• [What to do]: In the copy, include every entry exactly but none of the images.

• [Records provided]:
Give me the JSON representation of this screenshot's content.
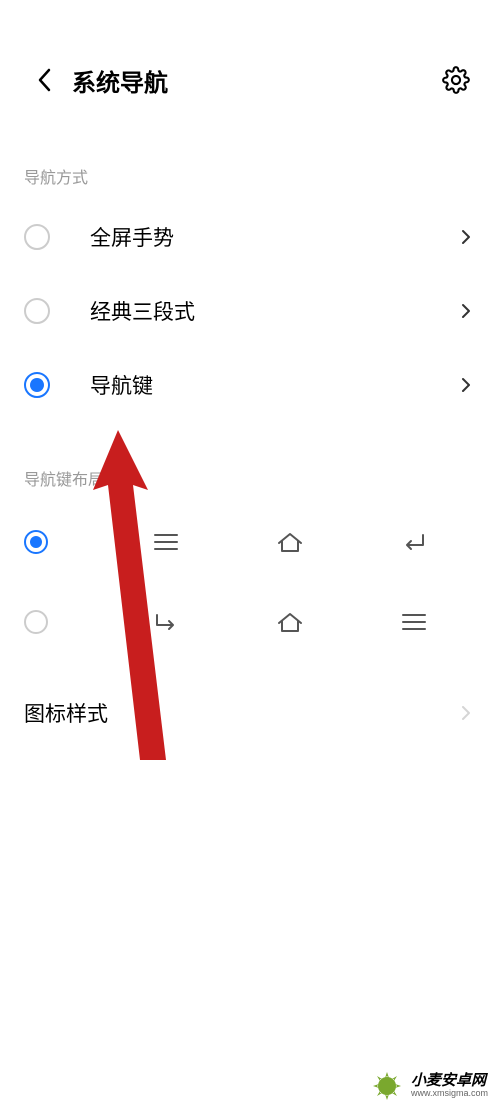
{
  "header": {
    "title": "系统导航"
  },
  "sections": {
    "nav_method": {
      "label": "导航方式",
      "options": [
        {
          "label": "全屏手势",
          "selected": false
        },
        {
          "label": "经典三段式",
          "selected": false
        },
        {
          "label": "导航键",
          "selected": true
        }
      ]
    },
    "nav_layout": {
      "label": "导航键布局",
      "options": [
        {
          "selected": true,
          "order": [
            "menu",
            "home",
            "back"
          ]
        },
        {
          "selected": false,
          "order": [
            "back",
            "home",
            "menu"
          ]
        }
      ]
    },
    "icon_style": {
      "label": "图标样式"
    }
  },
  "watermark": {
    "name": "小麦安卓网",
    "url": "www.xmsigma.com"
  }
}
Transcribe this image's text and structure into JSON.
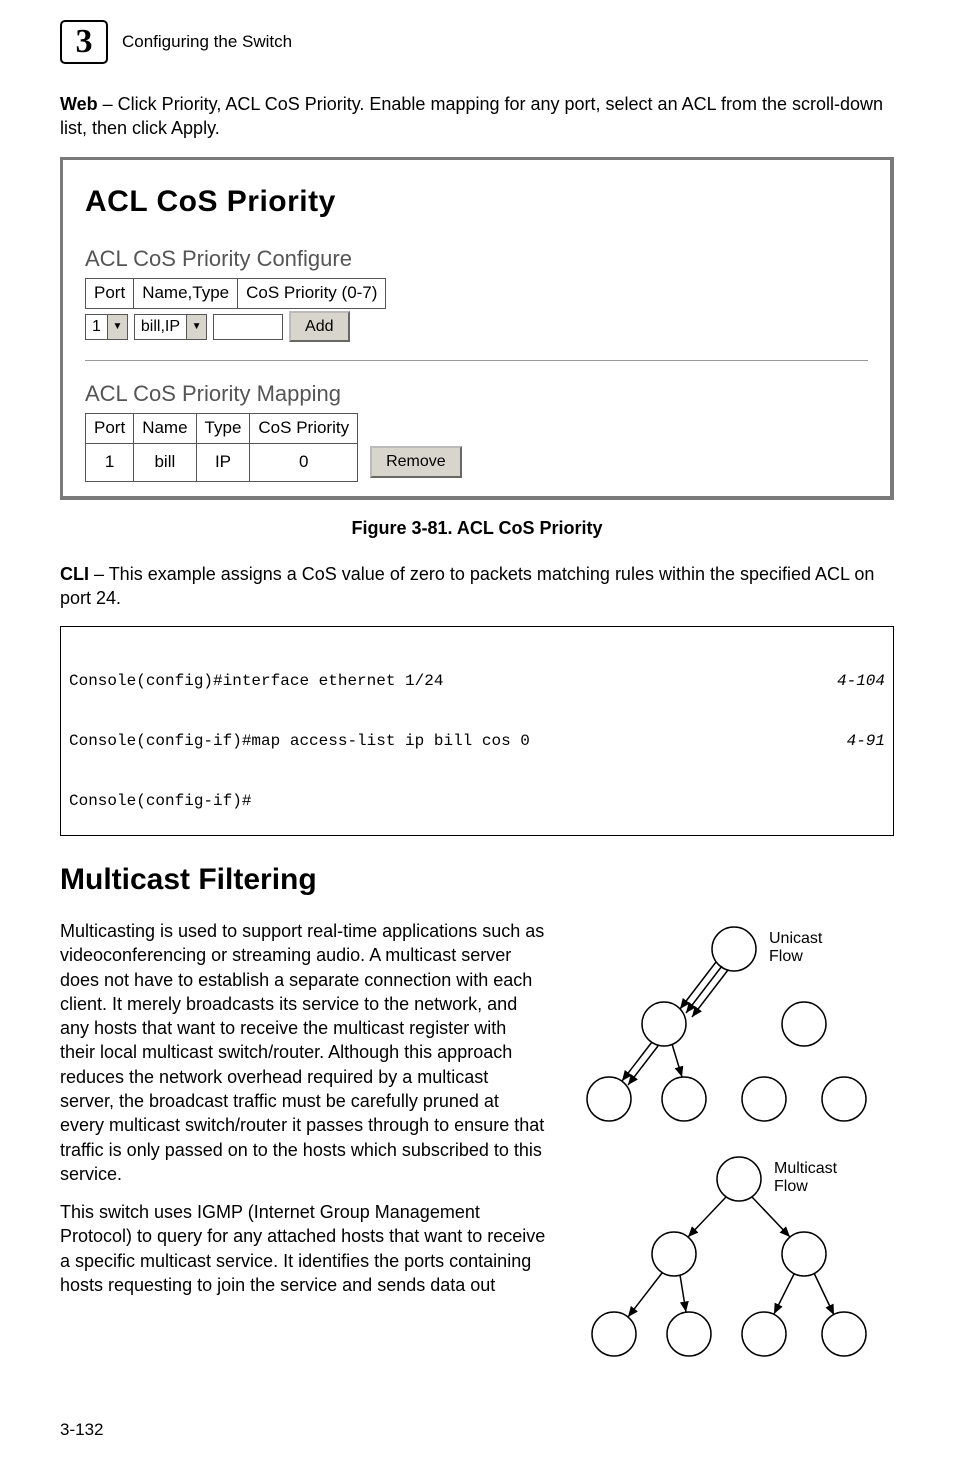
{
  "header": {
    "chapter_num": "3",
    "chapter_title": "Configuring the Switch"
  },
  "intro1": {
    "bold": "Web",
    "rest": " – Click Priority, ACL CoS Priority. Enable mapping for any port, select an ACL from the scroll-down list, then click Apply."
  },
  "screenshot": {
    "title": "ACL CoS Priority",
    "configure_heading": "ACL CoS Priority Configure",
    "cfg_headers": {
      "port": "Port",
      "name_type": "Name,Type",
      "cos": "CoS Priority (0-7)"
    },
    "cfg_row": {
      "port": "1",
      "name_type": "bill,IP",
      "cos": "",
      "add_btn": "Add"
    },
    "mapping_heading": "ACL CoS Priority Mapping",
    "map_headers": {
      "port": "Port",
      "name": "Name",
      "type": "Type",
      "cos": "CoS Priority"
    },
    "map_row": {
      "port": "1",
      "name": "bill",
      "type": "IP",
      "cos": "0",
      "remove_btn": "Remove"
    }
  },
  "figure_caption": "Figure 3-81.  ACL CoS Priority",
  "intro2": {
    "bold": "CLI",
    "rest": " – This example assigns a CoS value of zero to packets matching rules within the specified ACL on port 24."
  },
  "code": {
    "l1": "Console(config)#interface ethernet 1/24",
    "r1": "4-104",
    "l2": "Console(config-if)#map access-list ip bill cos 0",
    "r2": "4-91",
    "l3": "Console(config-if)#"
  },
  "section_heading": "Multicast Filtering",
  "para1": "Multicasting is used to support real-time applications such as videoconferencing or streaming audio. A multicast server does not have to establish a separate connection with each client. It merely broadcasts its service to the network, and any hosts that want to receive the multicast register with their local multicast switch/router. Although this approach reduces the network overhead required by a multicast server, the broadcast traffic must be carefully pruned at every multicast switch/router it passes through to ensure that traffic is only passed on to the hosts which subscribed to this service.",
  "para2": "This switch uses IGMP (Internet Group Management Protocol) to query for any attached hosts that want to receive a specific multicast service. It identifies the ports containing hosts requesting to join the service and sends data out",
  "diagram": {
    "unicast_l1": "Unicast",
    "unicast_l2": "Flow",
    "multicast_l1": "Multicast",
    "multicast_l2": "Flow"
  },
  "page_number": "3-132"
}
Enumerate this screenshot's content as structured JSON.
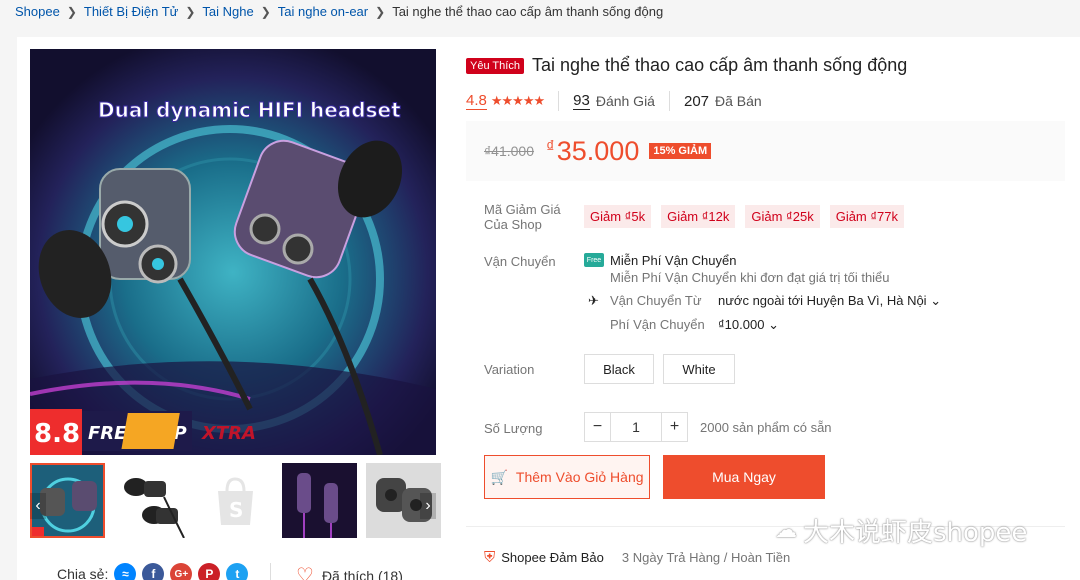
{
  "breadcrumb": [
    "Shopee",
    "Thiết Bị Điện Tử",
    "Tai Nghe",
    "Tai nghe on-ear",
    "Tai nghe thể thao cao cấp âm thanh sống động"
  ],
  "product": {
    "badge": "Yêu Thích",
    "title": "Tai nghe thể thao cao cấp âm thanh sống động",
    "rating": "4.8",
    "stars": "★★★★★",
    "review_count": "93",
    "review_label": "Đánh Giá",
    "sold_count": "207",
    "sold_label": "Đã Bán",
    "old_price": "₫41.000",
    "currency": "₫",
    "new_price": "35.000",
    "discount": "15% GIẢM"
  },
  "image": {
    "banner_text": "Dual dynamic HIFI headset",
    "promo_number": "8.8",
    "promo_text": "FREESHIP",
    "promo_xtra": "XTRA"
  },
  "voucher": {
    "label": "Mã Giảm Giá Của Shop",
    "items": [
      "Giảm ₫5k",
      "Giảm ₫12k",
      "Giảm ₫25k",
      "Giảm ₫77k"
    ]
  },
  "shipping": {
    "label": "Vận Chuyển",
    "free_icon": "Free",
    "free_title": "Miễn Phí Vận Chuyển",
    "free_desc": "Miễn Phí Vận Chuyển khi đơn đạt giá trị tối thiểu",
    "from_label": "Vận Chuyển Từ",
    "from_value": "nước ngoài tới Huyện Ba Vì, Hà Nội",
    "fee_label": "Phí Vận Chuyển",
    "fee_value": "₫10.000"
  },
  "variation": {
    "label": "Variation",
    "options": [
      "Black",
      "White"
    ]
  },
  "quantity": {
    "label": "Số Lượng",
    "minus": "−",
    "plus": "+",
    "value": "1",
    "stock": "2000 sản phẩm có sẵn"
  },
  "actions": {
    "add_to_cart": "Thêm Vào Giỏ Hàng",
    "buy_now": "Mua Ngay"
  },
  "share": {
    "label": "Chia sẻ:",
    "like_label": "Đã thích (18)"
  },
  "guarantee": {
    "title": "Shopee Đảm Bảo",
    "sub": "3 Ngày Trả Hàng / Hoàn Tiền"
  },
  "watermark": "大木说虾皮shopee",
  "colors": {
    "accent": "#ee4d2d",
    "brand_red": "#d0011b"
  }
}
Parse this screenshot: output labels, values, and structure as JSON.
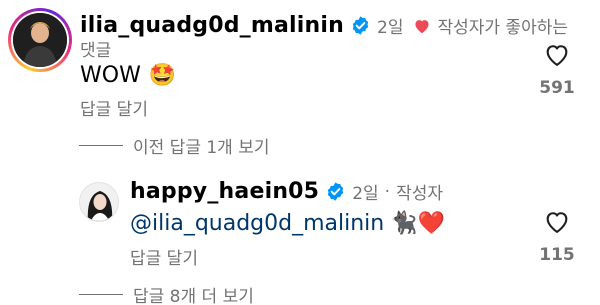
{
  "comment": {
    "username": "ilia_quadg0d_malinin",
    "time": "2일",
    "creator_liked_label": "작성자가 좋아하는",
    "creator_liked_label_cont": "댓글",
    "text": "WOW",
    "emoji": "🤩",
    "like_count": "591",
    "reply_label": "답글 달기",
    "view_previous_replies": "이전 답글 1개 보기"
  },
  "reply": {
    "username": "happy_haein05",
    "time": "2일",
    "author_label": "작성자",
    "mention": "@ilia_quadg0d_malinin",
    "emojis": "🐈‍⬛❤️",
    "like_count": "115",
    "reply_label": "답글 달기"
  },
  "more_replies": "답글 8개 더 보기",
  "colors": {
    "verified": "#0095f6",
    "liked_heart": "#ed4956",
    "secondary_text": "#737373",
    "mention": "#00376b"
  },
  "icons": [
    "verified-badge-icon",
    "heart-icon",
    "like-heart-outline-icon"
  ]
}
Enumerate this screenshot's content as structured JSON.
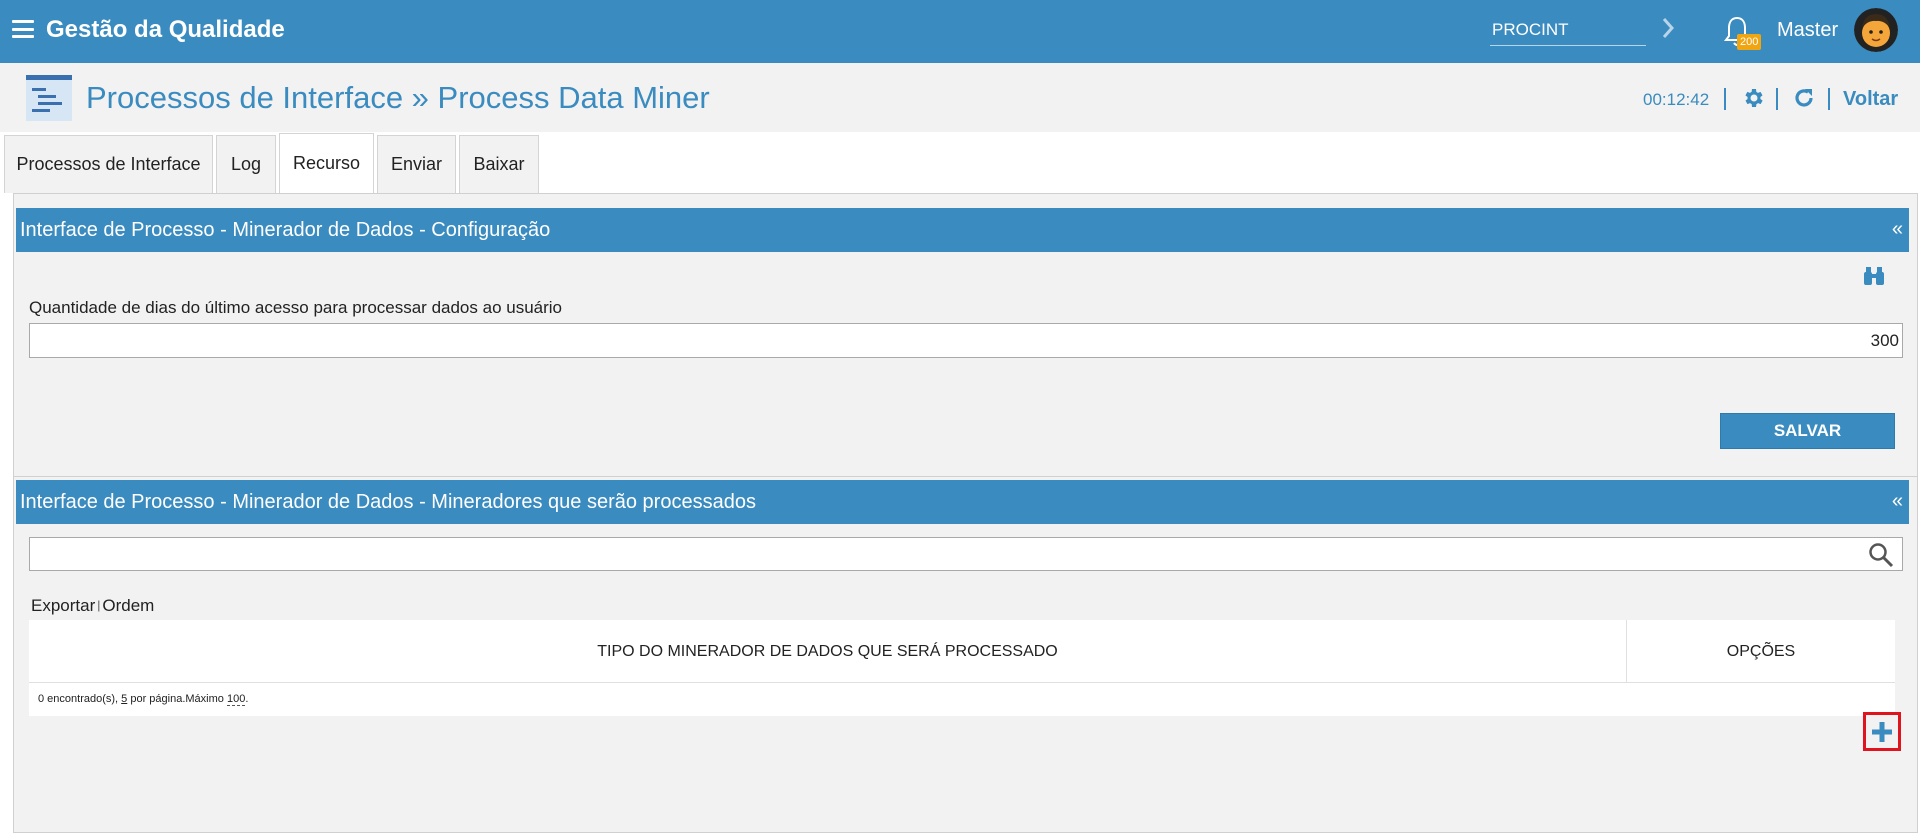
{
  "topbar": {
    "app_title": "Gestão da Qualidade",
    "context_value": "PROCINT",
    "notifications_count": "200",
    "user_name": "Master"
  },
  "header": {
    "page_title": "Processos de Interface » Process Data Miner",
    "timer": "00:12:42",
    "back_label": "Voltar"
  },
  "tabs": [
    {
      "label": "Processos de Interface",
      "active": false
    },
    {
      "label": "Log",
      "active": false
    },
    {
      "label": "Recurso",
      "active": true
    },
    {
      "label": "Enviar",
      "active": false
    },
    {
      "label": "Baixar",
      "active": false
    }
  ],
  "config_section": {
    "title": "Interface de Processo - Minerador de Dados - Configuração",
    "collapse_label": "«",
    "field_label": "Quantidade de dias do último acesso para processar dados ao usuário",
    "field_value": "300",
    "save_label": "SALVAR"
  },
  "miners_section": {
    "title": "Interface de Processo - Minerador de Dados - Mineradores que serão processados",
    "collapse_label": "«",
    "search_value": "",
    "export_label": "Exportar",
    "order_label": "Ordem",
    "table": {
      "columns": [
        "TIPO DO MINERADOR DE DADOS QUE SERÁ PROCESSADO",
        "OPÇÕES"
      ],
      "rows": [],
      "footer": {
        "found_text": "0 encontrado(s), ",
        "per_page_value": "5",
        "per_page_text": " por página.Máximo ",
        "max_value": "100",
        "end_text": "."
      }
    }
  },
  "colors": {
    "primary": "#3a8bbf",
    "badge": "#f1a511",
    "highlight": "#e0141e"
  }
}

• [Result of this exercise]:
Give me the JSON representation of this screenshot's content.
{
  "header": {
    "title": "系统导航"
  },
  "sections": {
    "nav_method": {
      "label": "导航方式",
      "options": [
        {
          "label": "全屏手势",
          "selected": false
        },
        {
          "label": "经典三段式",
          "selected": false
        },
        {
          "label": "导航键",
          "selected": true
        }
      ]
    },
    "nav_layout": {
      "label": "导航键布局",
      "options": [
        {
          "selected": true,
          "order": [
            "menu",
            "home",
            "back"
          ]
        },
        {
          "selected": false,
          "order": [
            "back",
            "home",
            "menu"
          ]
        }
      ]
    },
    "icon_style": {
      "label": "图标样式"
    }
  },
  "watermark": {
    "name": "小麦安卓网",
    "url": "www.xmsigma.com"
  }
}
Transcribe this image's text and structure into JSON.
{
  "header": {
    "chapter_num": "3",
    "chapter_title": "Configuring the Switch"
  },
  "intro1": {
    "bold": "Web",
    "rest": " – Click Priority, ACL CoS Priority. Enable mapping for any port, select an ACL from the scroll-down list, then click Apply."
  },
  "screenshot": {
    "title": "ACL CoS Priority",
    "configure_heading": "ACL CoS Priority Configure",
    "cfg_headers": {
      "port": "Port",
      "name_type": "Name,Type",
      "cos": "CoS Priority (0-7)"
    },
    "cfg_row": {
      "port": "1",
      "name_type": "bill,IP",
      "cos": "",
      "add_btn": "Add"
    },
    "mapping_heading": "ACL CoS Priority Mapping",
    "map_headers": {
      "port": "Port",
      "name": "Name",
      "type": "Type",
      "cos": "CoS Priority"
    },
    "map_row": {
      "port": "1",
      "name": "bill",
      "type": "IP",
      "cos": "0",
      "remove_btn": "Remove"
    }
  },
  "figure_caption": "Figure 3-81.  ACL CoS Priority",
  "intro2": {
    "bold": "CLI",
    "rest": " – This example assigns a CoS value of zero to packets matching rules within the specified ACL on port 24."
  },
  "code": {
    "l1": "Console(config)#interface ethernet 1/24",
    "r1": "4-104",
    "l2": "Console(config-if)#map access-list ip bill cos 0",
    "r2": "4-91",
    "l3": "Console(config-if)#"
  },
  "section_heading": "Multicast Filtering",
  "para1": "Multicasting is used to support real-time applications such as videoconferencing or streaming audio. A multicast server does not have to establish a separate connection with each client. It merely broadcasts its service to the network, and any hosts that want to receive the multicast register with their local multicast switch/router. Although this approach reduces the network overhead required by a multicast server, the broadcast traffic must be carefully pruned at every multicast switch/router it passes through to ensure that traffic is only passed on to the hosts which subscribed to this service.",
  "para2": "This switch uses IGMP (Internet Group Management Protocol) to query for any attached hosts that want to receive a specific multicast service. It identifies the ports containing hosts requesting to join the service and sends data out",
  "diagram": {
    "unicast_l1": "Unicast",
    "unicast_l2": "Flow",
    "multicast_l1": "Multicast",
    "multicast_l2": "Flow"
  },
  "page_number": "3-132"
}
Enumerate this screenshot's content as structured JSON.
{
  "breadcrumb": [
    "Shopee",
    "Thiết Bị Điện Tử",
    "Tai Nghe",
    "Tai nghe on-ear",
    "Tai nghe thể thao cao cấp âm thanh sống động"
  ],
  "product": {
    "badge": "Yêu Thích",
    "title": "Tai nghe thể thao cao cấp âm thanh sống động",
    "rating": "4.8",
    "stars": "★★★★★",
    "review_count": "93",
    "review_label": "Đánh Giá",
    "sold_count": "207",
    "sold_label": "Đã Bán",
    "old_price": "₫41.000",
    "currency": "₫",
    "new_price": "35.000",
    "discount": "15% GIẢM"
  },
  "image": {
    "banner_text": "Dual dynamic HIFI headset",
    "promo_number": "8.8",
    "promo_text": "FREESHIP",
    "promo_xtra": "XTRA"
  },
  "voucher": {
    "label": "Mã Giảm Giá Của Shop",
    "items": [
      "Giảm ₫5k",
      "Giảm ₫12k",
      "Giảm ₫25k",
      "Giảm ₫77k"
    ]
  },
  "shipping": {
    "label": "Vận Chuyển",
    "free_icon": "Free",
    "free_title": "Miễn Phí Vận Chuyển",
    "free_desc": "Miễn Phí Vận Chuyển khi đơn đạt giá trị tối thiểu",
    "from_label": "Vận Chuyển Từ",
    "from_value": "nước ngoài tới Huyện Ba Vì, Hà Nội",
    "fee_label": "Phí Vận Chuyển",
    "fee_value": "₫10.000"
  },
  "variation": {
    "label": "Variation",
    "options": [
      "Black",
      "White"
    ]
  },
  "quantity": {
    "label": "Số Lượng",
    "minus": "−",
    "plus": "+",
    "value": "1",
    "stock": "2000 sản phẩm có sẵn"
  },
  "actions": {
    "add_to_cart": "Thêm Vào Giỏ Hàng",
    "buy_now": "Mua Ngay"
  },
  "share": {
    "label": "Chia sẻ:",
    "like_label": "Đã thích (18)"
  },
  "guarantee": {
    "title": "Shopee Đảm Bảo",
    "sub": "3 Ngày Trả Hàng / Hoàn Tiền"
  },
  "watermark": "大木说虾皮shopee",
  "colors": {
    "accent": "#ee4d2d",
    "brand_red": "#d0011b"
  }
}
Parse this screenshot: output labels, values, and structure as JSON.
{
  "comment": {
    "username": "ilia_quadg0d_malinin",
    "time": "2일",
    "creator_liked_label": "작성자가 좋아하는",
    "creator_liked_label_cont": "댓글",
    "text": "WOW",
    "emoji": "🤩",
    "like_count": "591",
    "reply_label": "답글 달기",
    "view_previous_replies": "이전 답글 1개 보기"
  },
  "reply": {
    "username": "happy_haein05",
    "time": "2일",
    "author_label": "작성자",
    "mention": "@ilia_quadg0d_malinin",
    "emojis": "🐈‍⬛❤️",
    "like_count": "115",
    "reply_label": "답글 달기"
  },
  "more_replies": "답글 8개 더 보기",
  "colors": {
    "verified": "#0095f6",
    "liked_heart": "#ed4956",
    "secondary_text": "#737373",
    "mention": "#00376b"
  },
  "icons": [
    "verified-badge-icon",
    "heart-icon",
    "like-heart-outline-icon"
  ]
}
Enumerate this screenshot's content as structured JSON.
{
  "topbar": {
    "app_title": "Gestão da Qualidade",
    "context_value": "PROCINT",
    "notifications_count": "200",
    "user_name": "Master"
  },
  "header": {
    "page_title": "Processos de Interface » Process Data Miner",
    "timer": "00:12:42",
    "back_label": "Voltar"
  },
  "tabs": [
    {
      "label": "Processos de Interface",
      "active": false
    },
    {
      "label": "Log",
      "active": false
    },
    {
      "label": "Recurso",
      "active": true
    },
    {
      "label": "Enviar",
      "active": false
    },
    {
      "label": "Baixar",
      "active": false
    }
  ],
  "config_section": {
    "title": "Interface de Processo - Minerador de Dados - Configuração",
    "collapse_label": "«",
    "field_label": "Quantidade de dias do último acesso para processar dados ao usuário",
    "field_value": "300",
    "save_label": "SALVAR"
  },
  "miners_section": {
    "title": "Interface de Processo - Minerador de Dados - Mineradores que serão processados",
    "collapse_label": "«",
    "search_value": "",
    "export_label": "Exportar",
    "order_label": "Ordem",
    "table": {
      "columns": [
        "TIPO DO MINERADOR DE DADOS QUE SERÁ PROCESSADO",
        "OPÇÕES"
      ],
      "rows": [],
      "footer": {
        "found_text": "0 encontrado(s), ",
        "per_page_value": "5",
        "per_page_text": " por página.Máximo ",
        "max_value": "100",
        "end_text": "."
      }
    }
  },
  "colors": {
    "primary": "#3a8bbf",
    "badge": "#f1a511",
    "highlight": "#e0141e"
  }
}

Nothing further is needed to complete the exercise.